--- Assigned task ---
What you submit must be an exact copy of the listing below, with no images in it.
[Given data — start]
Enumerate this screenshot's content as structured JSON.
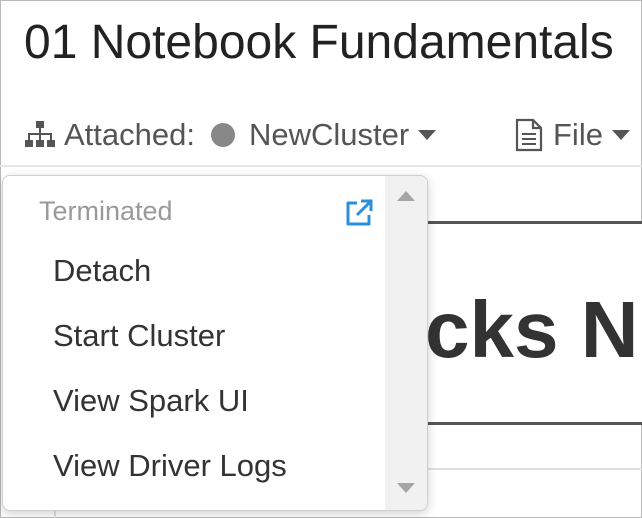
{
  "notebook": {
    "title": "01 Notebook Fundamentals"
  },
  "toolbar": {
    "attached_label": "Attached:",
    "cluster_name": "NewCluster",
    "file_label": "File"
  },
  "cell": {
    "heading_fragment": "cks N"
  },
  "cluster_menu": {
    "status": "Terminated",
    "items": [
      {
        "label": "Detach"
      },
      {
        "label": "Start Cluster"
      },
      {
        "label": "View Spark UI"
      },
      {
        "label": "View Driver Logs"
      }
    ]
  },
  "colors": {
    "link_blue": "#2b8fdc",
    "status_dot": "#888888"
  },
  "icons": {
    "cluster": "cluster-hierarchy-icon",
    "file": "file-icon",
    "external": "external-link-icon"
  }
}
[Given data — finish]
--- Written reply ---
Enumerate this screenshot's content as structured JSON.
{
  "notebook": {
    "title": "01 Notebook Fundamentals"
  },
  "toolbar": {
    "attached_label": "Attached:",
    "cluster_name": "NewCluster",
    "file_label": "File"
  },
  "cell": {
    "heading_fragment": "cks N"
  },
  "cluster_menu": {
    "status": "Terminated",
    "items": [
      {
        "label": "Detach"
      },
      {
        "label": "Start Cluster"
      },
      {
        "label": "View Spark UI"
      },
      {
        "label": "View Driver Logs"
      }
    ]
  },
  "colors": {
    "link_blue": "#2b8fdc",
    "status_dot": "#888888"
  },
  "icons": {
    "cluster": "cluster-hierarchy-icon",
    "file": "file-icon",
    "external": "external-link-icon"
  }
}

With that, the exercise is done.